(This column was first published in the July 9, 2001 Buffalo News.)
A good museum is a work in progress.
A visit to the Buffalo Museum of Science last week confirmed that this museum is indeed a work in progress and therefore indeed an excellent institution. If your last visit was as little as six months ago, you will be surprised to find there not only changed exhibits but a changed atmosphere -- an excitement -- as well. I can think of no place in the area better suited to a summer visit by young and old alike.
Let me describe for you what I found last week on a tour of the museum's second floor.
At the top of the broad staircase leading up from the atrium the balcony now offers four showcases filled with a rich variety of exhibits. These are obvious teasers, individual examples -- like the lowland gorilla -- taken from storage to highlight the various halls. They show the broad range of delights to be explored as you visit further. It took me a half hour just to get past these showcases, their objects are so interesting.
Immediately beyond the mezzanine in Hamlin Hall is the remarkable new anthropological exhibit, "Through a Clouded Mirror," which connects the 1901 Pan-American Exposition in Buffalo to modern times. It does so through the involvement in both of African-Americans. This is a wonderful evocation of that time a hundred years ago when Buffalo was a world-class city and the connection with today's African-American community is both appropriate and uplifting.
Next in a side hall one of the most remarkable films about invertebrates I have ever seen, "Microcosmos," was being introduced by Catrina Caira. Catrina and her colleague Mary Goehrig are college students who bring to the exhibits their infectious enthusiasm. In the film successive images outdo the preceding ones and I found myself intimately involved in a world of caterpillars, ants and beetles. To me the best scene is the dung beetle whose ball of dung becomes impaled on a thorn. How the beetle releases its possession shows perfectly both the power and limitations of its tiny brain.
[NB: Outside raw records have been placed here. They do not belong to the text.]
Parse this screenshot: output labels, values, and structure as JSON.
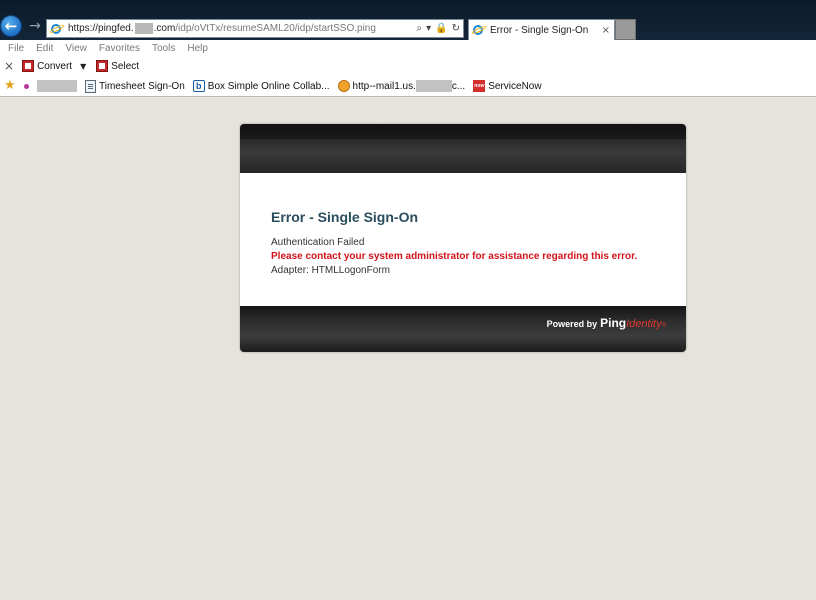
{
  "browser": {
    "address": {
      "url_prefix": "https://pingfed.",
      "url_domain": ".com",
      "url_path": "/idp/oVtTx/resumeSAML20/idp/startSSO.ping",
      "search_glyph": "⌕",
      "dropdown_glyph": "▾",
      "lock_glyph": "🔒",
      "refresh_glyph": "↻"
    },
    "back_glyph": "←",
    "forward_glyph": "→",
    "tab": {
      "title": "Error - Single Sign-On",
      "close": "×"
    }
  },
  "menu": {
    "items": [
      "File",
      "Edit",
      "View",
      "Favorites",
      "Tools",
      "Help"
    ]
  },
  "command_bar": {
    "close_glyph": "×",
    "convert_label": "Convert",
    "dropdown_glyph": "▼",
    "select_label": "Select"
  },
  "favorites": {
    "star_glyph": "★",
    "item_timesheet": "Timesheet Sign-On",
    "box_glyph": "b",
    "item_box": "Box  Simple Online Collab...",
    "item_mail_prefix": "http--mail1.us.",
    "item_mail_suffix": "c...",
    "sn_glyph": "now",
    "item_servicenow": "ServiceNow"
  },
  "error": {
    "title": "Error - Single Sign-On",
    "line1": "Authentication Failed",
    "line2": "Please contact your system administrator for assistance regarding this error.",
    "line3": "Adapter: HTMLLogonForm"
  },
  "footer": {
    "powered_by": "Powered by",
    "brand_ping": "Ping",
    "brand_identity": "Identity",
    "trademark": "®"
  },
  "colors": {
    "page_background": "#e6e2dc",
    "error_title": "#2a4d5e",
    "error_red": "#d3131c",
    "brand_red": "#e03a2f"
  }
}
On into the major display of huge invertebrates where a twenty foot tarantula menaces. These are most impressive but to me they are only the introduction to the real show -- the opportunity to observe local insects and to interact with the museum's entomology staff.
Among the exhibits a large tank is replenished every few days with the flora and fauna of local ponds. Through its waterweed and hornwort swim leeches, sticklebacks, water scorpions, diving beetles and giant waterbugs -- AKA toe biters. Snails work the tank's glass sides, crayfish search its bottom and water striders and whirligig beetles dash about the water surface. Catrina helped locate the individual plants and animals.
Finally I reached the senior entomology staff -- Wayne Gall, Marc Potzler and Jacob Wickham. In response to inquiries they place various insects on a microscope platform to be projected enlarged on a screen behind them. When I was there, George and Patricia Ciancio had just brought in three dobsonflies -- huge lacewing relatives with five-inch wingspans. These are the adult form of larva known to fishermen as hellgrammites. On their heads are pincer-shaped jaws and, sure enough, one female gave Dr. Gall a painful nip.
The staff will continue to be available through July and August -- Tuesday through Friday 11-3, Saturday 12-3 and Sunday 1-4. "Microcosmos" is shown during those times as well. Time your visit to take advantage of these wonderful bonuses.-- Gerry Rising
Learn more about this wonderful museum at the Buffalo Museum of Science website.